> [WHAT TO DO] The pictures stay out; everything else in the entries below must be returned exactly.

** INPUT FOR THIS TASK follows **

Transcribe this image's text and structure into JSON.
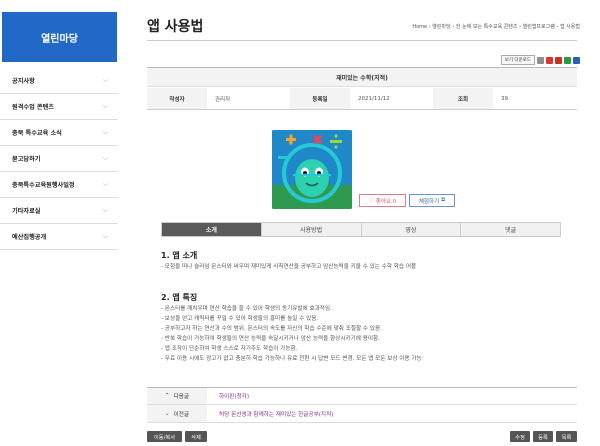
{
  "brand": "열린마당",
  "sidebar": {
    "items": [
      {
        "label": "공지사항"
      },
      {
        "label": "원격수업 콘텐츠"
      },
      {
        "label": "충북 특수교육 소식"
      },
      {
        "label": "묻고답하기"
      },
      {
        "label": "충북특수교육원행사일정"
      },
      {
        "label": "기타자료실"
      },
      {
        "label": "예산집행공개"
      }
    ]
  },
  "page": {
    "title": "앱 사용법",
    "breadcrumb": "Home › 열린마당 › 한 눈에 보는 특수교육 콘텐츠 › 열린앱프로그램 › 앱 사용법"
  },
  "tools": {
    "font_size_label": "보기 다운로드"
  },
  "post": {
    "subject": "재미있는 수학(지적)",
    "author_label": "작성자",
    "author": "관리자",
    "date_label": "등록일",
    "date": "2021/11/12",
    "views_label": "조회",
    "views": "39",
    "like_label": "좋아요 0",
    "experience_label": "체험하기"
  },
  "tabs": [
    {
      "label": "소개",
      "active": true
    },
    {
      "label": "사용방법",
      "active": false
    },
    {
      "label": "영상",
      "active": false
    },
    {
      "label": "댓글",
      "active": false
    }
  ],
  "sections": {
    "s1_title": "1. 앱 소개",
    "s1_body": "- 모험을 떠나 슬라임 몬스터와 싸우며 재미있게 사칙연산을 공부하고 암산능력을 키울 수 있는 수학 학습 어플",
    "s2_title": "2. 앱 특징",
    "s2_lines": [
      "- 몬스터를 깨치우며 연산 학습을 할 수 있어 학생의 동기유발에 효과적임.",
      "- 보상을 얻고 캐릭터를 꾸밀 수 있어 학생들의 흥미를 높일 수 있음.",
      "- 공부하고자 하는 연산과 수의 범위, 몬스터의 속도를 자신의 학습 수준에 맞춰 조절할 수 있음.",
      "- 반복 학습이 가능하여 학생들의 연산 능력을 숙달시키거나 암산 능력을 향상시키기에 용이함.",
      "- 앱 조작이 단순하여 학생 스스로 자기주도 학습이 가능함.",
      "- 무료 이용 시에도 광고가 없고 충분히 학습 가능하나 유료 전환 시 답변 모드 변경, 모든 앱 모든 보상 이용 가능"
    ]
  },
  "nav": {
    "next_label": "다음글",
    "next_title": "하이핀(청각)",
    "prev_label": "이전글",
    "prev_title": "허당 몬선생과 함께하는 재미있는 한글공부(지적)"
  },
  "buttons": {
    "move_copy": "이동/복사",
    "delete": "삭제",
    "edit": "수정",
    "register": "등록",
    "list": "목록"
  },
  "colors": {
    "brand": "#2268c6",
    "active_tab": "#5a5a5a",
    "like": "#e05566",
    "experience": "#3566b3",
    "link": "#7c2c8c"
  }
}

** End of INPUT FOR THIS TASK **

> [SOLVED EXERCISE]
Transcribe this image's text and structure into JSON.
{
  "brand": "열린마당",
  "sidebar": {
    "items": [
      {
        "label": "공지사항"
      },
      {
        "label": "원격수업 콘텐츠"
      },
      {
        "label": "충북 특수교육 소식"
      },
      {
        "label": "묻고답하기"
      },
      {
        "label": "충북특수교육원행사일정"
      },
      {
        "label": "기타자료실"
      },
      {
        "label": "예산집행공개"
      }
    ]
  },
  "page": {
    "title": "앱 사용법",
    "breadcrumb": "Home › 열린마당 › 한 눈에 보는 특수교육 콘텐츠 › 열린앱프로그램 › 앱 사용법"
  },
  "tools": {
    "font_size_label": "보기 다운로드"
  },
  "post": {
    "subject": "재미있는 수학(지적)",
    "author_label": "작성자",
    "author": "관리자",
    "date_label": "등록일",
    "date": "2021/11/12",
    "views_label": "조회",
    "views": "39",
    "like_label": "좋아요 0",
    "experience_label": "체험하기"
  },
  "tabs": [
    {
      "label": "소개",
      "active": true
    },
    {
      "label": "사용방법",
      "active": false
    },
    {
      "label": "영상",
      "active": false
    },
    {
      "label": "댓글",
      "active": false
    }
  ],
  "sections": {
    "s1_title": "1. 앱 소개",
    "s1_body": "- 모험을 떠나 슬라임 몬스터와 싸우며 재미있게 사칙연산을 공부하고 암산능력을 키울 수 있는 수학 학습 어플",
    "s2_title": "2. 앱 특징",
    "s2_lines": [
      "- 몬스터를 깨치우며 연산 학습을 할 수 있어 학생의 동기유발에 효과적임.",
      "- 보상을 얻고 캐릭터를 꾸밀 수 있어 학생들의 흥미를 높일 수 있음.",
      "- 공부하고자 하는 연산과 수의 범위, 몬스터의 속도를 자신의 학습 수준에 맞춰 조절할 수 있음.",
      "- 반복 학습이 가능하여 학생들의 연산 능력을 숙달시키거나 암산 능력을 향상시키기에 용이함.",
      "- 앱 조작이 단순하여 학생 스스로 자기주도 학습이 가능함.",
      "- 무료 이용 시에도 광고가 없고 충분히 학습 가능하나 유료 전환 시 답변 모드 변경, 모든 앱 모든 보상 이용 가능"
    ]
  },
  "nav": {
    "next_label": "다음글",
    "next_title": "하이핀(청각)",
    "prev_label": "이전글",
    "prev_title": "허당 몬선생과 함께하는 재미있는 한글공부(지적)"
  },
  "buttons": {
    "move_copy": "이동/복사",
    "delete": "삭제",
    "edit": "수정",
    "register": "등록",
    "list": "목록"
  },
  "colors": {
    "brand": "#2268c6",
    "active_tab": "#5a5a5a",
    "like": "#e05566",
    "experience": "#3566b3",
    "link": "#7c2c8c"
  }
}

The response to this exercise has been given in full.